Harry R. Jackson, Jr.

The Black Cross Alliance placed their crosses against an industry that is an important source of jobs and a primary source of energy. They wrongly attempt to portray the coal, oil and even natural gas industries as a consortium of greedy killers instead of responsible energy suppliers who serve and employ millions around the world. This group has sought to specifically attack coal, but they are among the most radical green activists, who fail to acknowledge that it will take at least a decade or more to smoothly transition to a cleaner weighted average of energy sources that will continue to fuel home and commercial enterprises without traumatizing the poorest of the poor or bankrupting other American manufacturing entities. For this reason the High Impact Leadership Coalition and the Congress on Racial Equality have helped create the Affordable Power Alliance (which I co-chair) to stand up for the needs of the poor.
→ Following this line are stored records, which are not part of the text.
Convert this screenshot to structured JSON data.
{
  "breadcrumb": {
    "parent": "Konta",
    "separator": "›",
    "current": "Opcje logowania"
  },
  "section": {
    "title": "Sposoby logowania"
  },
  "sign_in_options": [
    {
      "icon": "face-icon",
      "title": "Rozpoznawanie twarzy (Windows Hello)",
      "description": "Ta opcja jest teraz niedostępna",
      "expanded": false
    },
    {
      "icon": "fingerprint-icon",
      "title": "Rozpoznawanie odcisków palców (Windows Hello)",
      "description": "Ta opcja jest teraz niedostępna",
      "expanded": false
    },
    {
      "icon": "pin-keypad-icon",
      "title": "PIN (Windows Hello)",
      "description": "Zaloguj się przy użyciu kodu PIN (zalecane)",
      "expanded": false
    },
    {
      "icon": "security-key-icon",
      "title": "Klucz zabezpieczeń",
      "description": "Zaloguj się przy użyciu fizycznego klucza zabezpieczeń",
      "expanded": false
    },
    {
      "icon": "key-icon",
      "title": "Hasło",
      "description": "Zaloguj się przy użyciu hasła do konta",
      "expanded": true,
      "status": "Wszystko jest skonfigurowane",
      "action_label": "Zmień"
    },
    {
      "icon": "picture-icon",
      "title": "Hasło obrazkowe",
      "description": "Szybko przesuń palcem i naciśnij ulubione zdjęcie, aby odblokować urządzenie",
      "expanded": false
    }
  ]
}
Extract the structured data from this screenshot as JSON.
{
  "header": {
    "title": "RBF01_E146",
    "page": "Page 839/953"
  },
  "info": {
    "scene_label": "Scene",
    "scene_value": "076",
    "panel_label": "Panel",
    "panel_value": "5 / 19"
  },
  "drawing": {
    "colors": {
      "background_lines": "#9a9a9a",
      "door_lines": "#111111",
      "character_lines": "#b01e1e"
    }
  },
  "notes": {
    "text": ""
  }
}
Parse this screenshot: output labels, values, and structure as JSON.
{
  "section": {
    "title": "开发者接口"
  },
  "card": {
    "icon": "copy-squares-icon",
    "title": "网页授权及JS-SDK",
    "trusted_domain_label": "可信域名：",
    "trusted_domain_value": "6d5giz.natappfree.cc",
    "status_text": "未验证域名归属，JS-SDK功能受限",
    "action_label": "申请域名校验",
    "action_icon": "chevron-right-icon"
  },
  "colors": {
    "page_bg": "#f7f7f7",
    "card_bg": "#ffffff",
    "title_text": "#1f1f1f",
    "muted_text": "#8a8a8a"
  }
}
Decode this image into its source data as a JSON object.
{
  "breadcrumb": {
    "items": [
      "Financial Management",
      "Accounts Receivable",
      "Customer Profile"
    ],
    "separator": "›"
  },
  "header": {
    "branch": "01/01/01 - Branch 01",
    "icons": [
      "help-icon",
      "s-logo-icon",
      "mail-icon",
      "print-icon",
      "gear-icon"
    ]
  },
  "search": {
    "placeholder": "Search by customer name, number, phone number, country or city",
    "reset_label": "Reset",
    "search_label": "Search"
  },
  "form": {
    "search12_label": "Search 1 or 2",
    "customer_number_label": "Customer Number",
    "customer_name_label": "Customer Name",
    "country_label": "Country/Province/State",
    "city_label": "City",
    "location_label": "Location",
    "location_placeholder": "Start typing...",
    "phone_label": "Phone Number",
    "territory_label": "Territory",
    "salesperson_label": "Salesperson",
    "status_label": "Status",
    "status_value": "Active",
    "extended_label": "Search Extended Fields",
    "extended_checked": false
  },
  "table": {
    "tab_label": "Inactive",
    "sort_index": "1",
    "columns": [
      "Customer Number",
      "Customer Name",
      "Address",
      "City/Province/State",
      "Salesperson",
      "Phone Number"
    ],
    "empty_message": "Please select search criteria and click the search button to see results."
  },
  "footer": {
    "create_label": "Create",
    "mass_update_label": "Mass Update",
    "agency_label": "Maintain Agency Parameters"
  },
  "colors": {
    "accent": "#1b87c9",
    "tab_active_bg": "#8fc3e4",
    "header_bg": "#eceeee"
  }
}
Yes, America needs to burn coal more cleanly and efficiently. Thanks to tougher laws, changed attitudes and improved technologies, power plant emissions are way below where they were in 1970, and they continue to decrease. Yet, America needs coal. Half of our nation’s electricity is generated with coal. Moreover, as National Black Chamber of Commerce President Harry Alford has recently pointed out, 86% of all African Americans live within 700 miles of Nashville, TN – many of them in states that get half to nearly all their electricity from coal. In fact West Virginia gets 98% of its energy from coal!

So, what do people think about energy alternatives? A September 2010 Ipsos Public Affairs poll found that fully half of all Americans are unwilling to pay even $5 more per month in total energy costs, even to create “green” jobs, build wind and solar projects, or prevent “global climate disruption.” A third opposes paying even a dime more than they do already. Are Americans callous to going green, or is it that they realize that many current solutions are going to take yet another chunk out of their hard-earned money?

Further, The Green Jobs Revolution that is supposed to be created by our renewable energy efforts is not truly providing plausible work opportunities for Americans. The Green Jobs Revolution instead creates jobs for China and India. The United States is paying billions in subsidies for these energy programs; but the mining, manufacturing, and thus job creation are increasingly taking place overseas, where labor and energy costs are lower, and environmental regulations are far less stringent than in the U.S.

This radical chic energy/economic policy may be fashionable in the elite university parlors of Berkeley and Cambridge, but it is economic euthanasia for millions of struggling, working class Americans. In a recession, we must focus on survival instead of ideological, impractical solutions.

Anti-coal campaigns equate to many people in America and other countries going without lights or refrigeration. The abundant, dependable, affordable energy of coal or natural gas power generation can bring relief to the world’s poorest countries, communities and families. For them the Black Cross movement equals a real black death. Despite the highly publicized incidents of mine accidents, the events represent a very small percentage of the industry’s operation. Working in a mine is probably less statistically dangerous than driving around the DC beltway at rush hour for a year.

What do black crosses really commemorate? They stand as an opposition to jobs, decent living standards, and progress here in America. They stand in opposition to life-enhancing, life-saving electricity for billions who have yet to enjoy any of the basic necessities and comforts that electricity brings. These crosses signify the perpetuation of poverty, misery, disease and death in far too many communities all over our planet.

Harry R. Jackson, Jr.

Bishop Harry Jackson is chairman of the High Impact Leadership Coalition and senior pastor of Hope Christian Church in Beltsville, MD, and co-authored, Personal Faith, Public Policy [FrontLine; March 2008] with Tony Perkins, president of the Family Research Council.